## Problem requirements
Repeat the listing below in full, keeping each word as given.

## Material for this exercise

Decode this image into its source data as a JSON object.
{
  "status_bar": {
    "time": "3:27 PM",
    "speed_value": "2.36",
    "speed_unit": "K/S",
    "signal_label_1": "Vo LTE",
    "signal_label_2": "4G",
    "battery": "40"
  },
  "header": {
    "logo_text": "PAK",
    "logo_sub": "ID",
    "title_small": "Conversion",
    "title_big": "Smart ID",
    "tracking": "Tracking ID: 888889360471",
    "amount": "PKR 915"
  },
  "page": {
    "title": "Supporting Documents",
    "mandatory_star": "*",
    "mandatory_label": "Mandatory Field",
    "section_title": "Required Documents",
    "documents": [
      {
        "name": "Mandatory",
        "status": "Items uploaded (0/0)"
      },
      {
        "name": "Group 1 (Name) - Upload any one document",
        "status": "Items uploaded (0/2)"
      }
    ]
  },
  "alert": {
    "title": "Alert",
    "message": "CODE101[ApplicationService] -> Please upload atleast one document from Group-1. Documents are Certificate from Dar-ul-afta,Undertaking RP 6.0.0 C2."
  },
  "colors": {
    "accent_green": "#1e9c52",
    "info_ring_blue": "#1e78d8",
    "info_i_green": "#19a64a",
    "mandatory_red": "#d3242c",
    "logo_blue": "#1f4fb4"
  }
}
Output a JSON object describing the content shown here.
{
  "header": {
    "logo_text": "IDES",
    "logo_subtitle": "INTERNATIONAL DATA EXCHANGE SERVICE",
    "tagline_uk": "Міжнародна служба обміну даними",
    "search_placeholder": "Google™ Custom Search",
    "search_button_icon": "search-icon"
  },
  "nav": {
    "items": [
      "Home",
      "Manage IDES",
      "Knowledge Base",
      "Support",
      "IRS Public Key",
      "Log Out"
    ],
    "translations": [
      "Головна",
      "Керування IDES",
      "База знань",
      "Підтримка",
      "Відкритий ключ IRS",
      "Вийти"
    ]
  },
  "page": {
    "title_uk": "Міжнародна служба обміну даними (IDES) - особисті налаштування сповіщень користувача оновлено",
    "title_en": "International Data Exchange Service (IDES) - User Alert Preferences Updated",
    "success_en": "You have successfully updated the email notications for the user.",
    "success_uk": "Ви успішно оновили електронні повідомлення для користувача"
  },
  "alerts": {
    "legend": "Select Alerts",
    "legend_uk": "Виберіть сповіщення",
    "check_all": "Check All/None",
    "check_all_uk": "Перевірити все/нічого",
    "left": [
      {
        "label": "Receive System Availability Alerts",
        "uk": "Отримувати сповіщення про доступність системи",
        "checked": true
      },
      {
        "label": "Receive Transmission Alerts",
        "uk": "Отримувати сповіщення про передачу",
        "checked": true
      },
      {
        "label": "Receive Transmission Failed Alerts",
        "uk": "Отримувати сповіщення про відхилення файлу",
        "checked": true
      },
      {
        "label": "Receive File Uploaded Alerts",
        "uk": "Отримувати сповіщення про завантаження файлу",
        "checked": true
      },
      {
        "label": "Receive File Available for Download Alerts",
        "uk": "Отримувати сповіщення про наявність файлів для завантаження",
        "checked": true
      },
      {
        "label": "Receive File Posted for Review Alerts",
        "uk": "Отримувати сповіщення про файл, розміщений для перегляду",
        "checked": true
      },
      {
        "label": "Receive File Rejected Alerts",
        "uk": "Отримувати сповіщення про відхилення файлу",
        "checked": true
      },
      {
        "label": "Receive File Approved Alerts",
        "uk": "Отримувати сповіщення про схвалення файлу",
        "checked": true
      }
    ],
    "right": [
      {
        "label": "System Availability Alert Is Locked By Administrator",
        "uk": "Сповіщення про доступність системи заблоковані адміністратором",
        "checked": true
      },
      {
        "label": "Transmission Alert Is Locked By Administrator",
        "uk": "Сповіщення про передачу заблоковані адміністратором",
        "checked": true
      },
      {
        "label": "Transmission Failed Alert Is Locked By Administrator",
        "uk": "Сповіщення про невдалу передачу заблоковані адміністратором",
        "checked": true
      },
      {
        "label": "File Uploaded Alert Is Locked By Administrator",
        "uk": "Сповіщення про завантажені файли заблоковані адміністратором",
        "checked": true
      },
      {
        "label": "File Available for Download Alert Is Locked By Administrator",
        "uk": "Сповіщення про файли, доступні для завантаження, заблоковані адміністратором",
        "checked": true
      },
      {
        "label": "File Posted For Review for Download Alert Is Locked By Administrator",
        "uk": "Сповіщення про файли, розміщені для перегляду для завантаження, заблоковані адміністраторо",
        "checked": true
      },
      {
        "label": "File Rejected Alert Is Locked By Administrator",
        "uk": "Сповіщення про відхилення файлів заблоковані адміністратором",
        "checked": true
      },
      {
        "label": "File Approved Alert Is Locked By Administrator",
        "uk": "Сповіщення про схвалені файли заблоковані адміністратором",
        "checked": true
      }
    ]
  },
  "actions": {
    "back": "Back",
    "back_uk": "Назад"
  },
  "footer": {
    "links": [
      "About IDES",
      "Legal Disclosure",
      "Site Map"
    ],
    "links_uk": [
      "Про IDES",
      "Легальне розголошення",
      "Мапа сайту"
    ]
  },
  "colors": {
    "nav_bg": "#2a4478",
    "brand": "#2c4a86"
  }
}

## Written solution
Decode this image into its source data as a JSON object.
{
  "status_bar": {
    "time": "3:27 PM",
    "speed_value": "2.36",
    "speed_unit": "K/S",
    "signal_label_1": "Vo LTE",
    "signal_label_2": "4G",
    "battery": "40"
  },
  "header": {
    "logo_text": "PAK",
    "logo_sub": "ID",
    "title_small": "Conversion",
    "title_big": "Smart ID",
    "tracking": "Tracking ID: 888889360471",
    "amount": "PKR 915"
  },
  "page": {
    "title": "Supporting Documents",
    "mandatory_star": "*",
    "mandatory_label": "Mandatory Field",
    "section_title": "Required Documents",
    "documents": [
      {
        "name": "Mandatory",
        "status": "Items uploaded (0/0)"
      },
      {
        "name": "Group 1 (Name) - Upload any one document",
        "status": "Items uploaded (0/2)"
      }
    ]
  },
  "alert": {
    "title": "Alert",
    "message": "CODE101[ApplicationService] -> Please upload atleast one document from Group-1. Documents are Certificate from Dar-ul-afta,Undertaking RP 6.0.0 C2."
  },
  "colors": {
    "accent_green": "#1e9c52",
    "info_ring_blue": "#1e78d8",
    "info_i_green": "#19a64a",
    "mandatory_red": "#d3242c",
    "logo_blue": "#1f4fb4"
  }
}
Output a JSON object describing the content shown here.
{
  "header": {
    "logo_text": "IDES",
    "logo_subtitle": "INTERNATIONAL DATA EXCHANGE SERVICE",
    "tagline_uk": "Міжнародна служба обміну даними",
    "search_placeholder": "Google™ Custom Search",
    "search_button_icon": "search-icon"
  },
  "nav": {
    "items": [
      "Home",
      "Manage IDES",
      "Knowledge Base",
      "Support",
      "IRS Public Key",
      "Log Out"
    ],
    "translations": [
      "Головна",
      "Керування IDES",
      "База знань",
      "Підтримка",
      "Відкритий ключ IRS",
      "Вийти"
    ]
  },
  "page": {
    "title_uk": "Міжнародна служба обміну даними (IDES) - особисті налаштування сповіщень користувача оновлено",
    "title_en": "International Data Exchange Service (IDES) - User Alert Preferences Updated",
    "success_en": "You have successfully updated the email notications for the user.",
    "success_uk": "Ви успішно оновили електронні повідомлення для користувача"
  },
  "alerts": {
    "legend": "Select Alerts",
    "legend_uk": "Виберіть сповіщення",
    "check_all": "Check All/None",
    "check_all_uk": "Перевірити все/нічого",
    "left": [
      {
        "label": "Receive System Availability Alerts",
        "uk": "Отримувати сповіщення про доступність системи",
        "checked": true
      },
      {
        "label": "Receive Transmission Alerts",
        "uk": "Отримувати сповіщення про передачу",
        "checked": true
      },
      {
        "label": "Receive Transmission Failed Alerts",
        "uk": "Отримувати сповіщення про відхилення файлу",
        "checked": true
      },
      {
        "label": "Receive File Uploaded Alerts",
        "uk": "Отримувати сповіщення про завантаження файлу",
        "checked": true
      },
      {
        "label": "Receive File Available for Download Alerts",
        "uk": "Отримувати сповіщення про наявність файлів для завантаження",
        "checked": true
      },
      {
        "label": "Receive File Posted for Review Alerts",
        "uk": "Отримувати сповіщення про файл, розміщений для перегляду",
        "checked": true
      },
      {
        "label": "Receive File Rejected Alerts",
        "uk": "Отримувати сповіщення про відхилення файлу",
        "checked": true
      },
      {
        "label": "Receive File Approved Alerts",
        "uk": "Отримувати сповіщення про схвалення файлу",
        "checked": true
      }
    ],
    "right": [
      {
        "label": "System Availability Alert Is Locked By Administrator",
        "uk": "Сповіщення про доступність системи заблоковані адміністратором",
        "checked": true
      },
      {
        "label": "Transmission Alert Is Locked By Administrator",
        "uk": "Сповіщення про передачу заблоковані адміністратором",
        "checked": true
      },
      {
        "label": "Transmission Failed Alert Is Locked By Administrator",
        "uk": "Сповіщення про невдалу передачу заблоковані адміністратором",
        "checked": true
      },
      {
        "label": "File Uploaded Alert Is Locked By Administrator",
        "uk": "Сповіщення про завантажені файли заблоковані адміністратором",
        "checked": true
      },
      {
        "label": "File Available for Download Alert Is Locked By Administrator",
        "uk": "Сповіщення про файли, доступні для завантаження, заблоковані адміністратором",
        "checked": true
      },
      {
        "label": "File Posted For Review for Download Alert Is Locked By Administrator",
        "uk": "Сповіщення про файли, розміщені для перегляду для завантаження, заблоковані адміністраторо",
        "checked": true
      },
      {
        "label": "File Rejected Alert Is Locked By Administrator",
        "uk": "Сповіщення про відхилення файлів заблоковані адміністратором",
        "checked": true
      },
      {
        "label": "File Approved Alert Is Locked By Administrator",
        "uk": "Сповіщення про схвалені файли заблоковані адміністратором",
        "checked": true
      }
    ]
  },
  "actions": {
    "back": "Back",
    "back_uk": "Назад"
  },
  "footer": {
    "links": [
      "About IDES",
      "Legal Disclosure",
      "Site Map"
    ],
    "links_uk": [
      "Про IDES",
      "Легальне розголошення",
      "Мапа сайту"
    ]
  },
  "colors": {
    "nav_bg": "#2a4478",
    "brand": "#2c4a86"
  }
}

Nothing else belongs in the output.